### DATA EXTRACT
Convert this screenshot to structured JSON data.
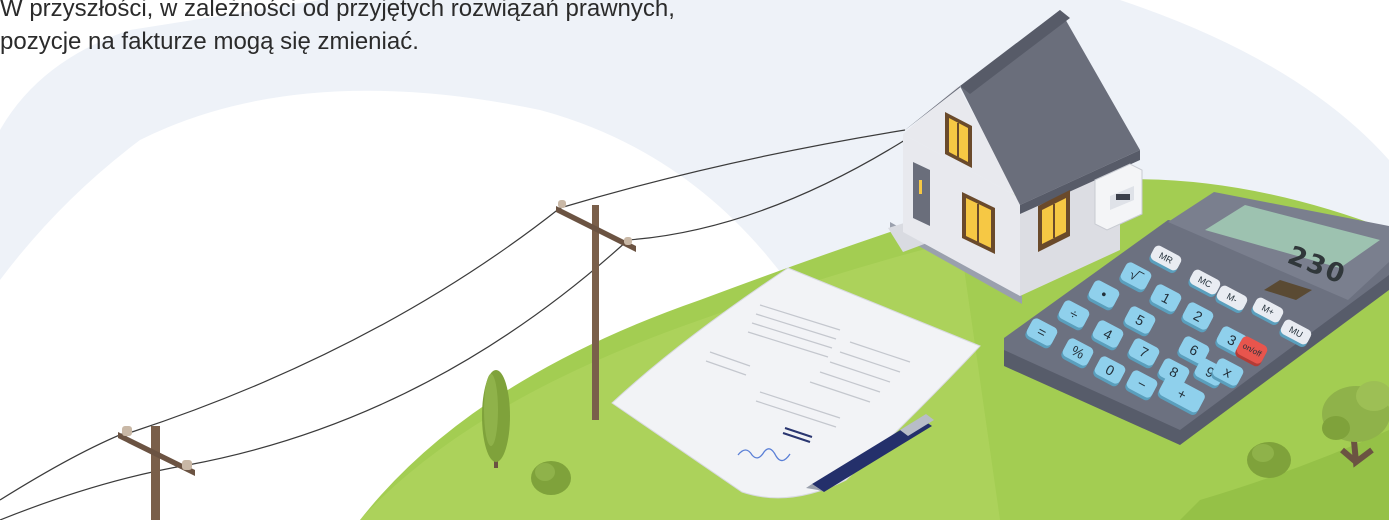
{
  "caption": {
    "line1": "W przyszłości, w zależności od przyjętych rozwiązań prawnych,",
    "line2": "pozycje na fakturze mogą się zmieniać."
  },
  "calculator": {
    "display": "230",
    "keys_top": [
      "MR",
      "MC",
      "M-",
      "M+",
      "MU"
    ],
    "keys_grid": [
      "=",
      "÷",
      "•",
      "√‾",
      "1",
      "2",
      "3",
      "%",
      "4",
      "5",
      "6",
      "on/off",
      "0",
      "7",
      "8",
      "9",
      "x",
      "−",
      "+"
    ]
  },
  "colors": {
    "sky_blob": "#eef2f8",
    "grass": "#a3cd52",
    "roof": "#6a6e7b",
    "house_wall": "#e8e9ee",
    "window_light": "#f6c844",
    "calc_body": "#6c7180",
    "calc_key": "#8fd0ec",
    "calc_onoff": "#e8554d"
  }
}
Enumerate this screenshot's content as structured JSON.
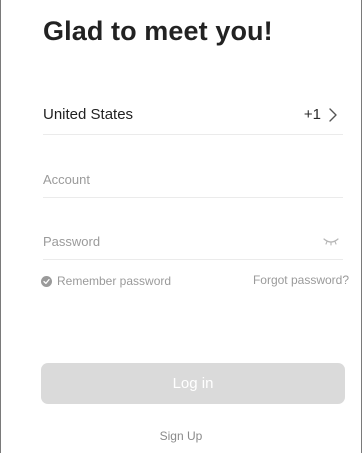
{
  "header": {
    "title": "Glad to meet you!"
  },
  "country": {
    "label": "United States",
    "code": "+1",
    "chevron_icon": "chevron-right-icon"
  },
  "account": {
    "placeholder": "Account",
    "value": ""
  },
  "password": {
    "placeholder": "Password",
    "value": "",
    "toggle_icon": "eye-closed-icon"
  },
  "remember": {
    "label": "Remember password",
    "checked": true,
    "icon": "check-circle-icon"
  },
  "forgot": {
    "label": "Forgot password?"
  },
  "login": {
    "label": "Log in",
    "enabled": false
  },
  "signup": {
    "label": "Sign Up"
  },
  "colors": {
    "title_text": "#222222",
    "muted_text": "#9a9a9a",
    "divider": "#ebebeb",
    "button_disabled_bg": "#dadada",
    "button_text": "#ffffff"
  }
}
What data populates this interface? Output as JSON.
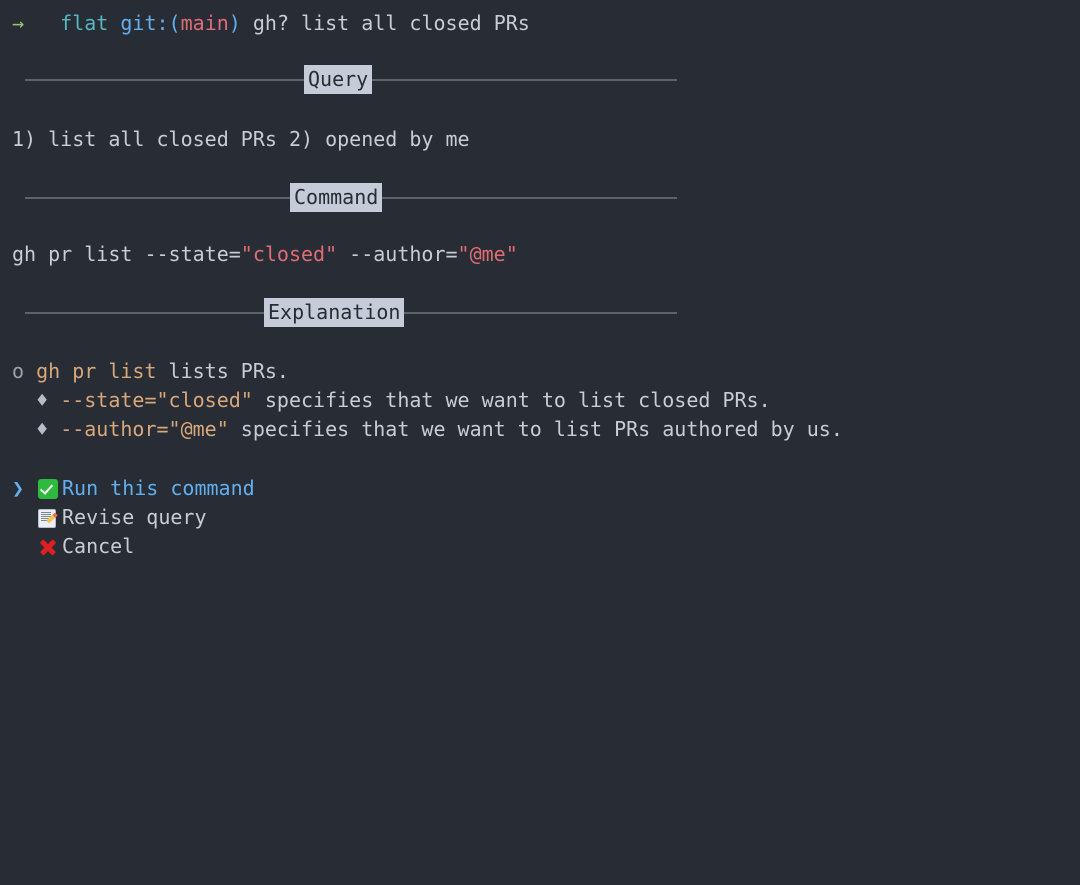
{
  "terminal": {
    "background_color": "#282c34",
    "foreground_color": "#c8ccd4"
  },
  "prompt": {
    "arrow": "→",
    "directory": "flat",
    "git_prefix": "git:(",
    "git_branch": "main",
    "git_suffix": ")",
    "command_input": "gh? list all closed PRs",
    "colors": {
      "arrow": "#98c379",
      "directory": "#56b6c2",
      "git": "#61afef",
      "branch": "#e06c75",
      "input": "#c8ccd4"
    }
  },
  "sections": {
    "query": {
      "title": "Query",
      "text": "1) list all closed PRs 2) opened by me"
    },
    "command": {
      "title": "Command",
      "prefix": "gh pr list --state=",
      "string1": "\"closed\"",
      "middle": " --author=",
      "string2": "\"@me\"",
      "full": "gh pr list --state=\"closed\" --author=\"@me\""
    },
    "explanation": {
      "title": "Explanation",
      "items": [
        {
          "bullet": "o",
          "bullet_type": "circle",
          "code": "gh pr list",
          "text": " lists PRs.",
          "indent": 0
        },
        {
          "bullet": "♦",
          "bullet_type": "diamond",
          "code": "--state=\"closed\"",
          "text": " specifies that we want to list closed PRs.",
          "indent": 1
        },
        {
          "bullet": "♦",
          "bullet_type": "diamond",
          "code": "--author=\"@me\"",
          "text": " specifies that we want to list PRs authored by us.",
          "indent": 1
        }
      ]
    }
  },
  "menu": {
    "pointer": "❯",
    "options": [
      {
        "icon": "white-check-mark-icon",
        "label": "Run this command",
        "selected": true
      },
      {
        "icon": "memo-icon",
        "label": "Revise query",
        "selected": false
      },
      {
        "icon": "cross-mark-icon",
        "label": "Cancel",
        "selected": false
      }
    ]
  }
}
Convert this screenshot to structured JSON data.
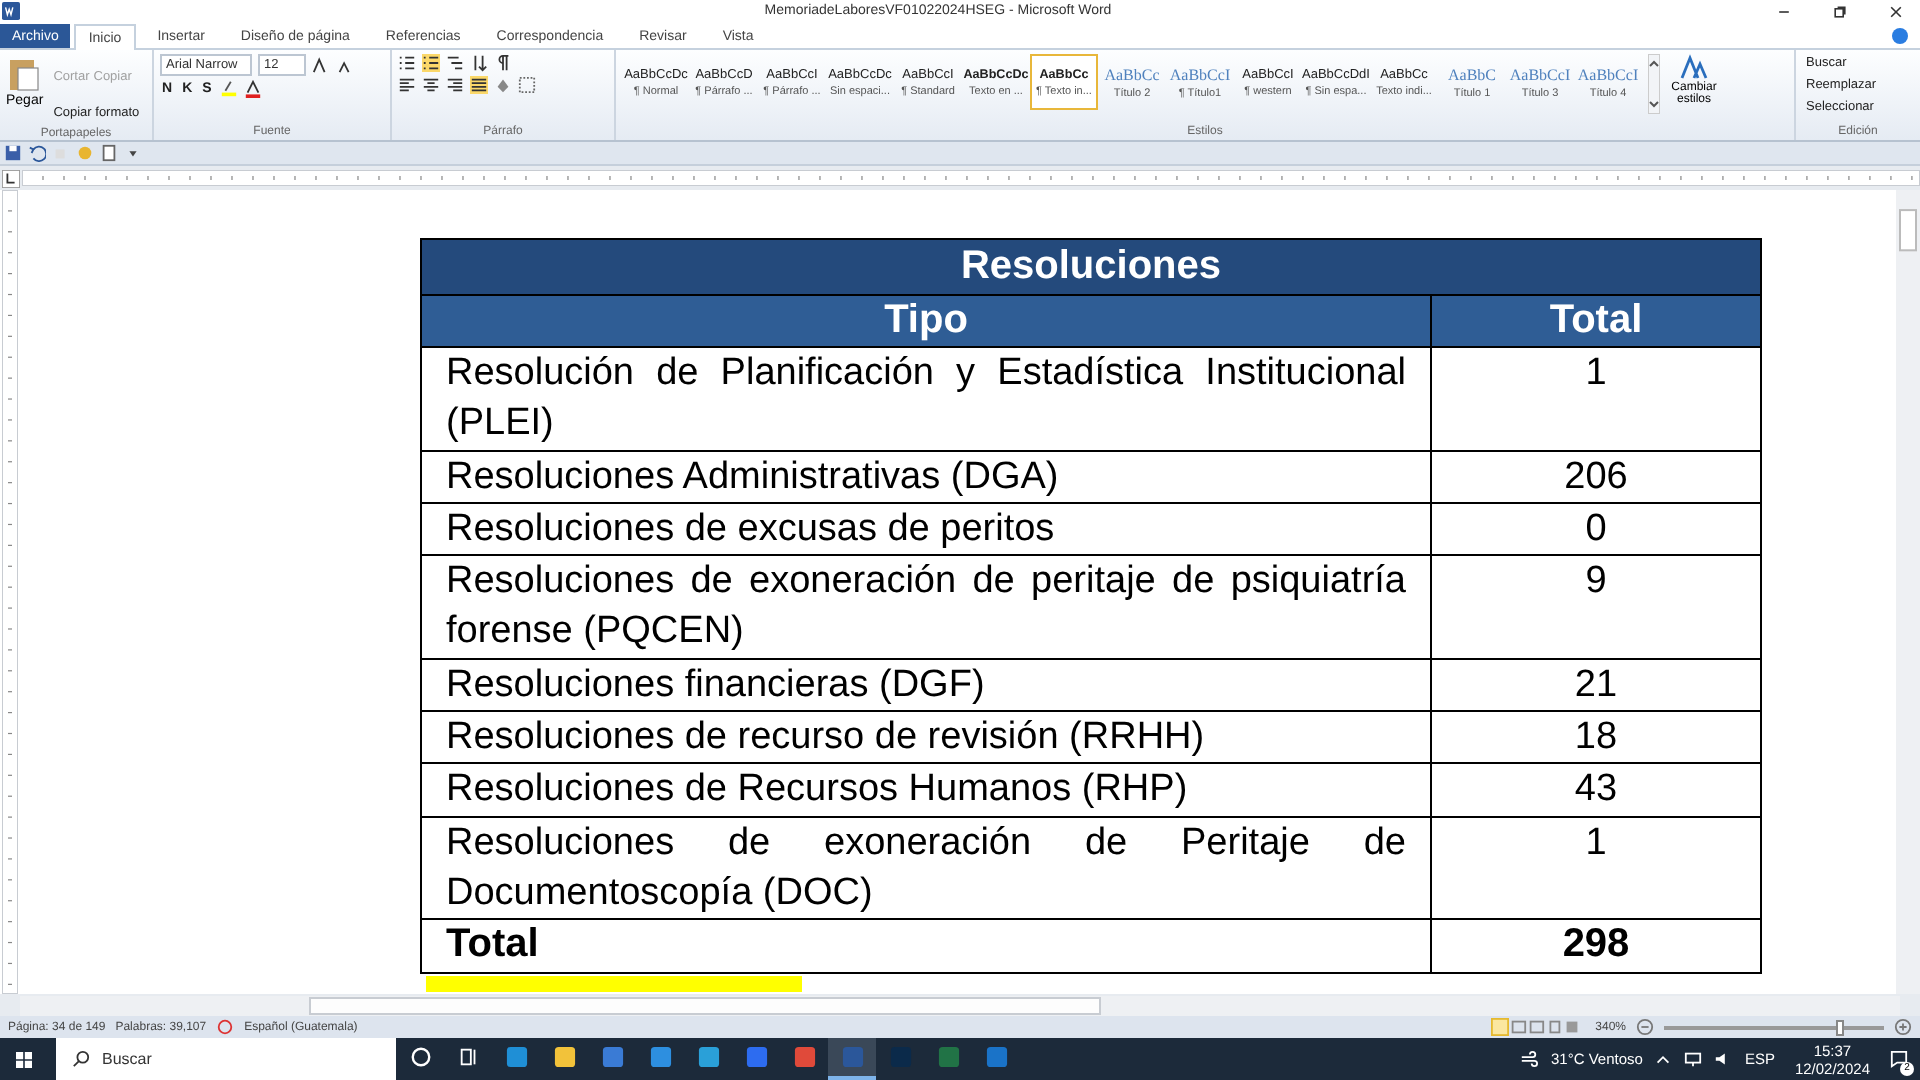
{
  "window": {
    "title": "MemoriadeLaboresVF01022024HSEG  -  Microsoft Word"
  },
  "ribbon": {
    "file_tab": "Archivo",
    "tabs": [
      {
        "label": "Inicio",
        "selected": true
      },
      {
        "label": "Insertar",
        "selected": false
      },
      {
        "label": "Diseño de página",
        "selected": false
      },
      {
        "label": "Referencias",
        "selected": false
      },
      {
        "label": "Correspondencia",
        "selected": false
      },
      {
        "label": "Revisar",
        "selected": false
      },
      {
        "label": "Vista",
        "selected": false
      }
    ],
    "clipboard": {
      "paste": "Pegar",
      "items": [
        {
          "label": "Cortar",
          "disabled": true
        },
        {
          "label": "Copiar",
          "disabled": true
        },
        {
          "label": "Copiar formato",
          "disabled": false
        }
      ],
      "group_label": "Portapapeles"
    },
    "font": {
      "family": "Arial Narrow",
      "size": "12",
      "format_buttons": [
        "N",
        "K",
        "S"
      ],
      "group_label": "Fuente"
    },
    "paragraph": {
      "group_label": "Párrafo"
    },
    "styles": {
      "items": [
        {
          "preview": "AaBbCcDc",
          "name": "¶ Normal",
          "kind": "plain",
          "selected": false
        },
        {
          "preview": "AaBbCcD",
          "name": "¶ Párrafo ...",
          "kind": "plain",
          "selected": false
        },
        {
          "preview": "AaBbCcI",
          "name": "¶ Párrafo ...",
          "kind": "plain",
          "selected": false
        },
        {
          "preview": "AaBbCcDc",
          "name": "Sin espaci...",
          "kind": "plain",
          "selected": false
        },
        {
          "preview": "AaBbCcI",
          "name": "¶ Standard",
          "kind": "plain",
          "selected": false
        },
        {
          "preview": "AaBbCcDc",
          "name": "Texto en ...",
          "kind": "bold",
          "selected": false
        },
        {
          "preview": "AaBbCc",
          "name": "¶ Texto in...",
          "kind": "bold",
          "selected": true
        },
        {
          "preview": "AaBbCc",
          "name": "Título 2",
          "kind": "heading",
          "selected": false
        },
        {
          "preview": "AaBbCcI",
          "name": "¶ Título1",
          "kind": "heading",
          "selected": false
        },
        {
          "preview": "AaBbCcI",
          "name": "¶ western",
          "kind": "plain",
          "selected": false
        },
        {
          "preview": "AaBbCcDdI",
          "name": "¶ Sin espa...",
          "kind": "plain",
          "selected": false
        },
        {
          "preview": "AaBbCc",
          "name": "Texto indi...",
          "kind": "plain",
          "selected": false
        },
        {
          "preview": "AaBbC",
          "name": "Título 1",
          "kind": "heading",
          "selected": false
        },
        {
          "preview": "AaBbCcI",
          "name": "Título 3",
          "kind": "heading",
          "selected": false
        },
        {
          "preview": "AaBbCcI",
          "name": "Título 4",
          "kind": "heading",
          "selected": false
        }
      ],
      "change_styles": "Cambiar estilos",
      "group_label": "Estilos"
    },
    "editing": {
      "items": [
        "Buscar",
        "Reemplazar",
        "Seleccionar"
      ],
      "group_label": "Edición"
    }
  },
  "document": {
    "table": {
      "title": "Resoluciones",
      "columns": [
        "Tipo",
        "Total"
      ],
      "rows": [
        {
          "tipo": "Resolución de Planificación y Estadística Institucional (PLEI)",
          "total": "1"
        },
        {
          "tipo": "Resoluciones Administrativas (DGA)",
          "total": "206"
        },
        {
          "tipo": "Resoluciones de excusas de peritos",
          "total": "0"
        },
        {
          "tipo": "Resoluciones de exoneración de peritaje de psiquiatría forense (PQCEN)",
          "total": "9"
        },
        {
          "tipo": "Resoluciones financieras (DGF)",
          "total": "21"
        },
        {
          "tipo": "Resoluciones de recurso de revisión (RRHH)",
          "total": "18"
        },
        {
          "tipo": "Resoluciones de Recursos Humanos (RHP)",
          "total": "43"
        },
        {
          "tipo": "Resoluciones de exoneración de Peritaje de Documentoscopía (DOC)",
          "total": "1"
        }
      ],
      "total_row": {
        "label": "Total",
        "value": "298"
      }
    }
  },
  "status_bar": {
    "page": "Página: 34 de 149",
    "words": "Palabras: 39,107",
    "language": "Español (Guatemala)",
    "zoom": "340%",
    "zoom_slider": {
      "level": 0.8
    }
  },
  "taskbar": {
    "search_placeholder": "Buscar",
    "apps": [
      {
        "kind": "cortana",
        "selected": false
      },
      {
        "kind": "taskview",
        "selected": false
      },
      {
        "kind": "edge",
        "selected": false
      },
      {
        "kind": "explorer",
        "selected": false
      },
      {
        "kind": "store",
        "selected": false
      },
      {
        "kind": "mail",
        "selected": false
      },
      {
        "kind": "monitor",
        "selected": false
      },
      {
        "kind": "zoom",
        "selected": false
      },
      {
        "kind": "chrome",
        "selected": false
      },
      {
        "kind": "word",
        "selected": true
      },
      {
        "kind": "photoshop",
        "selected": false
      },
      {
        "kind": "excel",
        "selected": false
      },
      {
        "kind": "outlook",
        "selected": false
      }
    ],
    "weather": "31°C  Ventoso",
    "input_language": "ESP",
    "time": "15:37",
    "date": "12/02/2024",
    "notifications": "2"
  }
}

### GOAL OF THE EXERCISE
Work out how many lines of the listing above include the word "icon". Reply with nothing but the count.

### SOLUTION FOR THIS TASK
6